### [Description of the task]
Write out the entries exactly. None of the pictures should appear in the copy.

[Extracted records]
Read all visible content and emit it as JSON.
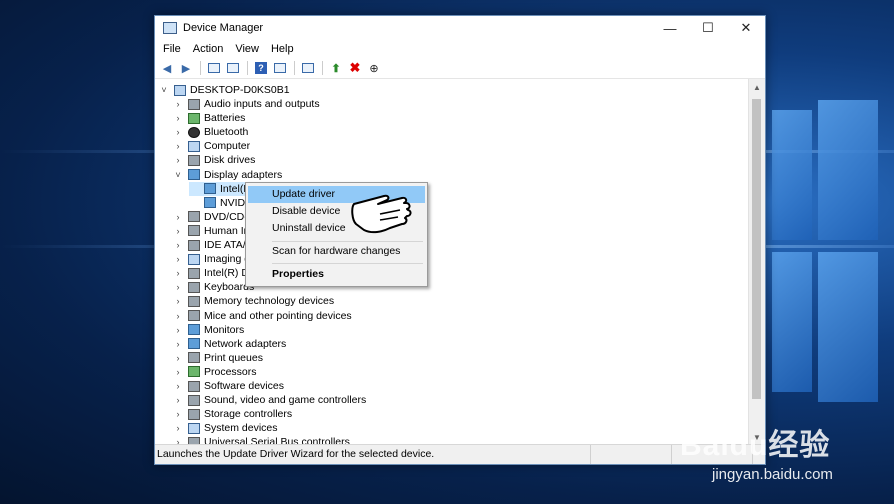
{
  "window": {
    "title": "Device Manager",
    "minimize": "—",
    "maximize": "☐",
    "close": "✕"
  },
  "menu": [
    "File",
    "Action",
    "View",
    "Help"
  ],
  "tree": {
    "root": "DESKTOP-D0KS0B1",
    "items": [
      {
        "label": "Audio inputs and outputs",
        "chev": "›"
      },
      {
        "label": "Batteries",
        "chev": "›"
      },
      {
        "label": "Bluetooth",
        "chev": "›"
      },
      {
        "label": "Computer",
        "chev": "›"
      },
      {
        "label": "Disk drives",
        "chev": "›"
      },
      {
        "label": "Display adapters",
        "chev": "˅"
      },
      {
        "label": "Intel(R",
        "chev": ""
      },
      {
        "label": "NVIDIA",
        "chev": ""
      },
      {
        "label": "DVD/CD-I",
        "chev": "›"
      },
      {
        "label": "Human In",
        "chev": "›"
      },
      {
        "label": "IDE ATA/A",
        "chev": "›"
      },
      {
        "label": "Imaging d",
        "chev": "›"
      },
      {
        "label": "Intel(R) Dy",
        "chev": "›"
      },
      {
        "label": "Keyboards",
        "chev": "›"
      },
      {
        "label": "Memory technology devices",
        "chev": "›"
      },
      {
        "label": "Mice and other pointing devices",
        "chev": "›"
      },
      {
        "label": "Monitors",
        "chev": "›"
      },
      {
        "label": "Network adapters",
        "chev": "›"
      },
      {
        "label": "Print queues",
        "chev": "›"
      },
      {
        "label": "Processors",
        "chev": "›"
      },
      {
        "label": "Software devices",
        "chev": "›"
      },
      {
        "label": "Sound, video and game controllers",
        "chev": "›"
      },
      {
        "label": "Storage controllers",
        "chev": "›"
      },
      {
        "label": "System devices",
        "chev": "›"
      },
      {
        "label": "Universal Serial Bus controllers",
        "chev": "›"
      }
    ]
  },
  "context_menu": {
    "update": "Update driver",
    "disable": "Disable device",
    "uninstall": "Uninstall device",
    "scan": "Scan for hardware changes",
    "properties": "Properties"
  },
  "status": "Launches the Update Driver Wizard for the selected device.",
  "watermark": {
    "logo": "Baidu经验",
    "url": "jingyan.baidu.com"
  }
}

### [Answer below]
Read all visible content and emit it as JSON.
{
  "window": {
    "title": "Device Manager",
    "minimize": "—",
    "maximize": "☐",
    "close": "✕"
  },
  "menu": [
    "File",
    "Action",
    "View",
    "Help"
  ],
  "tree": {
    "root": "DESKTOP-D0KS0B1",
    "items": [
      {
        "label": "Audio inputs and outputs",
        "chev": "›"
      },
      {
        "label": "Batteries",
        "chev": "›"
      },
      {
        "label": "Bluetooth",
        "chev": "›"
      },
      {
        "label": "Computer",
        "chev": "›"
      },
      {
        "label": "Disk drives",
        "chev": "›"
      },
      {
        "label": "Display adapters",
        "chev": "˅"
      },
      {
        "label": "Intel(R",
        "chev": ""
      },
      {
        "label": "NVIDIA",
        "chev": ""
      },
      {
        "label": "DVD/CD-I",
        "chev": "›"
      },
      {
        "label": "Human In",
        "chev": "›"
      },
      {
        "label": "IDE ATA/A",
        "chev": "›"
      },
      {
        "label": "Imaging d",
        "chev": "›"
      },
      {
        "label": "Intel(R) Dy",
        "chev": "›"
      },
      {
        "label": "Keyboards",
        "chev": "›"
      },
      {
        "label": "Memory technology devices",
        "chev": "›"
      },
      {
        "label": "Mice and other pointing devices",
        "chev": "›"
      },
      {
        "label": "Monitors",
        "chev": "›"
      },
      {
        "label": "Network adapters",
        "chev": "›"
      },
      {
        "label": "Print queues",
        "chev": "›"
      },
      {
        "label": "Processors",
        "chev": "›"
      },
      {
        "label": "Software devices",
        "chev": "›"
      },
      {
        "label": "Sound, video and game controllers",
        "chev": "›"
      },
      {
        "label": "Storage controllers",
        "chev": "›"
      },
      {
        "label": "System devices",
        "chev": "›"
      },
      {
        "label": "Universal Serial Bus controllers",
        "chev": "›"
      }
    ]
  },
  "context_menu": {
    "update": "Update driver",
    "disable": "Disable device",
    "uninstall": "Uninstall device",
    "scan": "Scan for hardware changes",
    "properties": "Properties"
  },
  "status": "Launches the Update Driver Wizard for the selected device.",
  "watermark": {
    "logo": "Baidu经验",
    "url": "jingyan.baidu.com"
  }
}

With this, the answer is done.